### EXERCISE GOAL
Output the entries that follow character for character. Leave every image out.

### LISTED ENTRIES
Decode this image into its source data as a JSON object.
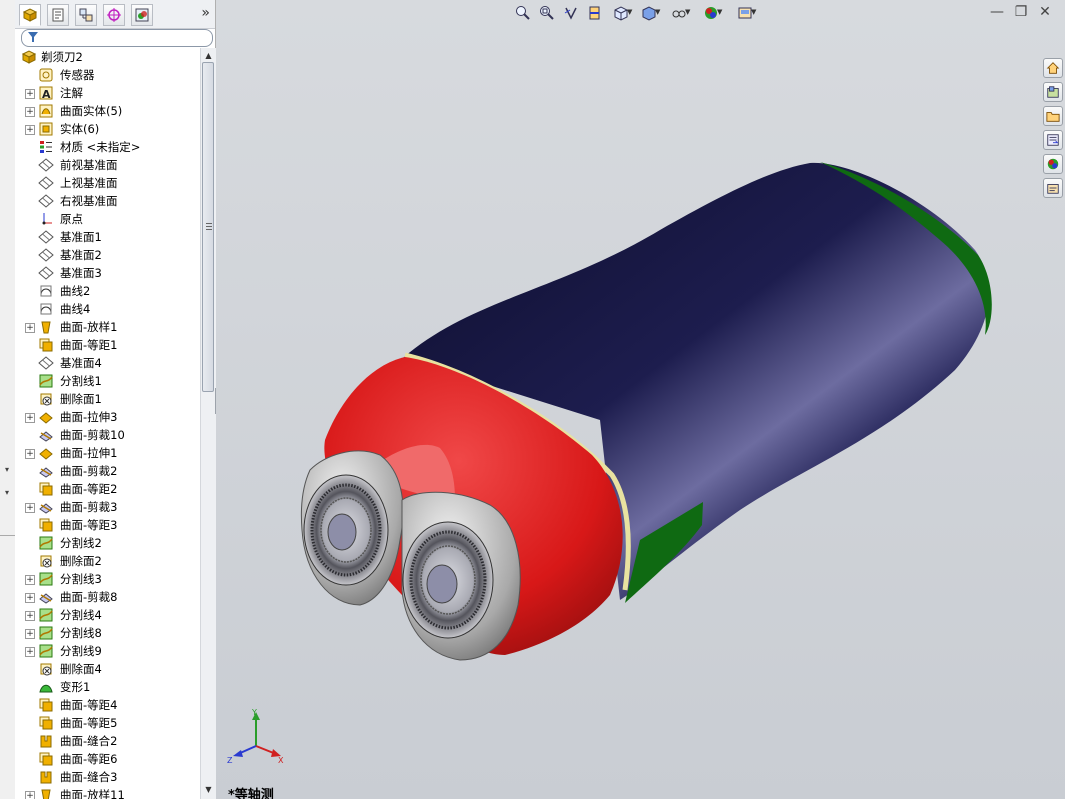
{
  "feature_tree": {
    "root": "剃须刀2",
    "items": [
      {
        "label": "传感器",
        "icon": "sensor-icon",
        "expandable": false
      },
      {
        "label": "注解",
        "icon": "annotation-icon",
        "expandable": true
      },
      {
        "label": "曲面实体(5)",
        "icon": "surface-bodies-icon",
        "expandable": true
      },
      {
        "label": "实体(6)",
        "icon": "solid-bodies-icon",
        "expandable": true
      },
      {
        "label": "材质 <未指定>",
        "icon": "material-icon",
        "expandable": false
      },
      {
        "label": "前视基准面",
        "icon": "plane-icon",
        "expandable": false
      },
      {
        "label": "上视基准面",
        "icon": "plane-icon",
        "expandable": false
      },
      {
        "label": "右视基准面",
        "icon": "plane-icon",
        "expandable": false
      },
      {
        "label": "原点",
        "icon": "origin-icon",
        "expandable": false
      },
      {
        "label": "基准面1",
        "icon": "plane-icon",
        "expandable": false
      },
      {
        "label": "基准面2",
        "icon": "plane-icon",
        "expandable": false
      },
      {
        "label": "基准面3",
        "icon": "plane-icon",
        "expandable": false
      },
      {
        "label": "曲线2",
        "icon": "curve-icon",
        "expandable": false
      },
      {
        "label": "曲线4",
        "icon": "curve-icon",
        "expandable": false
      },
      {
        "label": "曲面-放样1",
        "icon": "surface-loft-icon",
        "expandable": true
      },
      {
        "label": "曲面-等距1",
        "icon": "surface-offset-icon",
        "expandable": false
      },
      {
        "label": "基准面4",
        "icon": "plane-icon",
        "expandable": false
      },
      {
        "label": "分割线1",
        "icon": "split-line-icon",
        "expandable": false
      },
      {
        "label": "删除面1",
        "icon": "delete-face-icon",
        "expandable": false
      },
      {
        "label": "曲面-拉伸3",
        "icon": "surface-extrude-icon",
        "expandable": true
      },
      {
        "label": "曲面-剪裁10",
        "icon": "surface-trim-icon",
        "expandable": false
      },
      {
        "label": "曲面-拉伸1",
        "icon": "surface-extrude-icon",
        "expandable": true
      },
      {
        "label": "曲面-剪裁2",
        "icon": "surface-trim-icon",
        "expandable": false
      },
      {
        "label": "曲面-等距2",
        "icon": "surface-offset-icon",
        "expandable": false
      },
      {
        "label": "曲面-剪裁3",
        "icon": "surface-trim-icon",
        "expandable": true
      },
      {
        "label": "曲面-等距3",
        "icon": "surface-offset-icon",
        "expandable": false
      },
      {
        "label": "分割线2",
        "icon": "split-line-icon",
        "expandable": false
      },
      {
        "label": "删除面2",
        "icon": "delete-face-icon",
        "expandable": false
      },
      {
        "label": "分割线3",
        "icon": "split-line-icon",
        "expandable": true
      },
      {
        "label": "曲面-剪裁8",
        "icon": "surface-trim-icon",
        "expandable": true
      },
      {
        "label": "分割线4",
        "icon": "split-line-icon",
        "expandable": true
      },
      {
        "label": "分割线8",
        "icon": "split-line-icon",
        "expandable": true
      },
      {
        "label": "分割线9",
        "icon": "split-line-icon",
        "expandable": true
      },
      {
        "label": "删除面4",
        "icon": "delete-face-icon",
        "expandable": false
      },
      {
        "label": "变形1",
        "icon": "deform-icon",
        "expandable": false
      },
      {
        "label": "曲面-等距4",
        "icon": "surface-offset-icon",
        "expandable": false
      },
      {
        "label": "曲面-等距5",
        "icon": "surface-offset-icon",
        "expandable": false
      },
      {
        "label": "曲面-缝合2",
        "icon": "surface-knit-icon",
        "expandable": false
      },
      {
        "label": "曲面-等距6",
        "icon": "surface-offset-icon",
        "expandable": false
      },
      {
        "label": "曲面-缝合3",
        "icon": "surface-knit-icon",
        "expandable": false
      },
      {
        "label": "曲面-放样11",
        "icon": "surface-loft-icon",
        "expandable": true
      }
    ]
  },
  "panel_tabs": [
    "feature-manager-tab-icon",
    "property-manager-tab-icon",
    "configuration-manager-tab-icon",
    "dimxpert-tab-icon",
    "display-manager-tab-icon"
  ],
  "panel_more": "»",
  "viewport": {
    "view_name": "*等轴测",
    "toolbar_icons": [
      "zoom-to-fit-icon",
      "zoom-to-area-icon",
      "previous-view-icon",
      "section-view-icon",
      "view-orientation-icon",
      "display-style-icon",
      "hide-show-items-icon",
      "edit-appearance-icon",
      "apply-scene-icon"
    ],
    "window_controls": {
      "minimize": "—",
      "restore": "❐",
      "close": "✕"
    },
    "task_pane_icons": [
      "home-icon",
      "design-library-icon",
      "file-explorer-icon",
      "view-palette-icon",
      "appearances-icon",
      "custom-properties-icon"
    ],
    "triad_labels": {
      "x": "X",
      "y": "Y",
      "z": "Z"
    }
  },
  "colors": {
    "body_navy": "#16163f",
    "head_red": "#d81818",
    "trim_yellow": "#e8e2a0",
    "accent_green": "#0f6a12",
    "viewport_bg": "#cfd2d7"
  }
}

### REPLY
Decode this image into its source data as a JSON object.
{
  "feature_tree": {
    "root": "剃须刀2",
    "items": [
      {
        "label": "传感器",
        "icon": "sensor-icon",
        "expandable": false
      },
      {
        "label": "注解",
        "icon": "annotation-icon",
        "expandable": true
      },
      {
        "label": "曲面实体(5)",
        "icon": "surface-bodies-icon",
        "expandable": true
      },
      {
        "label": "实体(6)",
        "icon": "solid-bodies-icon",
        "expandable": true
      },
      {
        "label": "材质 <未指定>",
        "icon": "material-icon",
        "expandable": false
      },
      {
        "label": "前视基准面",
        "icon": "plane-icon",
        "expandable": false
      },
      {
        "label": "上视基准面",
        "icon": "plane-icon",
        "expandable": false
      },
      {
        "label": "右视基准面",
        "icon": "plane-icon",
        "expandable": false
      },
      {
        "label": "原点",
        "icon": "origin-icon",
        "expandable": false
      },
      {
        "label": "基准面1",
        "icon": "plane-icon",
        "expandable": false
      },
      {
        "label": "基准面2",
        "icon": "plane-icon",
        "expandable": false
      },
      {
        "label": "基准面3",
        "icon": "plane-icon",
        "expandable": false
      },
      {
        "label": "曲线2",
        "icon": "curve-icon",
        "expandable": false
      },
      {
        "label": "曲线4",
        "icon": "curve-icon",
        "expandable": false
      },
      {
        "label": "曲面-放样1",
        "icon": "surface-loft-icon",
        "expandable": true
      },
      {
        "label": "曲面-等距1",
        "icon": "surface-offset-icon",
        "expandable": false
      },
      {
        "label": "基准面4",
        "icon": "plane-icon",
        "expandable": false
      },
      {
        "label": "分割线1",
        "icon": "split-line-icon",
        "expandable": false
      },
      {
        "label": "删除面1",
        "icon": "delete-face-icon",
        "expandable": false
      },
      {
        "label": "曲面-拉伸3",
        "icon": "surface-extrude-icon",
        "expandable": true
      },
      {
        "label": "曲面-剪裁10",
        "icon": "surface-trim-icon",
        "expandable": false
      },
      {
        "label": "曲面-拉伸1",
        "icon": "surface-extrude-icon",
        "expandable": true
      },
      {
        "label": "曲面-剪裁2",
        "icon": "surface-trim-icon",
        "expandable": false
      },
      {
        "label": "曲面-等距2",
        "icon": "surface-offset-icon",
        "expandable": false
      },
      {
        "label": "曲面-剪裁3",
        "icon": "surface-trim-icon",
        "expandable": true
      },
      {
        "label": "曲面-等距3",
        "icon": "surface-offset-icon",
        "expandable": false
      },
      {
        "label": "分割线2",
        "icon": "split-line-icon",
        "expandable": false
      },
      {
        "label": "删除面2",
        "icon": "delete-face-icon",
        "expandable": false
      },
      {
        "label": "分割线3",
        "icon": "split-line-icon",
        "expandable": true
      },
      {
        "label": "曲面-剪裁8",
        "icon": "surface-trim-icon",
        "expandable": true
      },
      {
        "label": "分割线4",
        "icon": "split-line-icon",
        "expandable": true
      },
      {
        "label": "分割线8",
        "icon": "split-line-icon",
        "expandable": true
      },
      {
        "label": "分割线9",
        "icon": "split-line-icon",
        "expandable": true
      },
      {
        "label": "删除面4",
        "icon": "delete-face-icon",
        "expandable": false
      },
      {
        "label": "变形1",
        "icon": "deform-icon",
        "expandable": false
      },
      {
        "label": "曲面-等距4",
        "icon": "surface-offset-icon",
        "expandable": false
      },
      {
        "label": "曲面-等距5",
        "icon": "surface-offset-icon",
        "expandable": false
      },
      {
        "label": "曲面-缝合2",
        "icon": "surface-knit-icon",
        "expandable": false
      },
      {
        "label": "曲面-等距6",
        "icon": "surface-offset-icon",
        "expandable": false
      },
      {
        "label": "曲面-缝合3",
        "icon": "surface-knit-icon",
        "expandable": false
      },
      {
        "label": "曲面-放样11",
        "icon": "surface-loft-icon",
        "expandable": true
      }
    ]
  },
  "panel_tabs": [
    "feature-manager-tab-icon",
    "property-manager-tab-icon",
    "configuration-manager-tab-icon",
    "dimxpert-tab-icon",
    "display-manager-tab-icon"
  ],
  "panel_more": "»",
  "viewport": {
    "view_name": "*等轴测",
    "toolbar_icons": [
      "zoom-to-fit-icon",
      "zoom-to-area-icon",
      "previous-view-icon",
      "section-view-icon",
      "view-orientation-icon",
      "display-style-icon",
      "hide-show-items-icon",
      "edit-appearance-icon",
      "apply-scene-icon"
    ],
    "window_controls": {
      "minimize": "—",
      "restore": "❐",
      "close": "✕"
    },
    "task_pane_icons": [
      "home-icon",
      "design-library-icon",
      "file-explorer-icon",
      "view-palette-icon",
      "appearances-icon",
      "custom-properties-icon"
    ],
    "triad_labels": {
      "x": "X",
      "y": "Y",
      "z": "Z"
    }
  },
  "colors": {
    "body_navy": "#16163f",
    "head_red": "#d81818",
    "trim_yellow": "#e8e2a0",
    "accent_green": "#0f6a12",
    "viewport_bg": "#cfd2d7"
  }
}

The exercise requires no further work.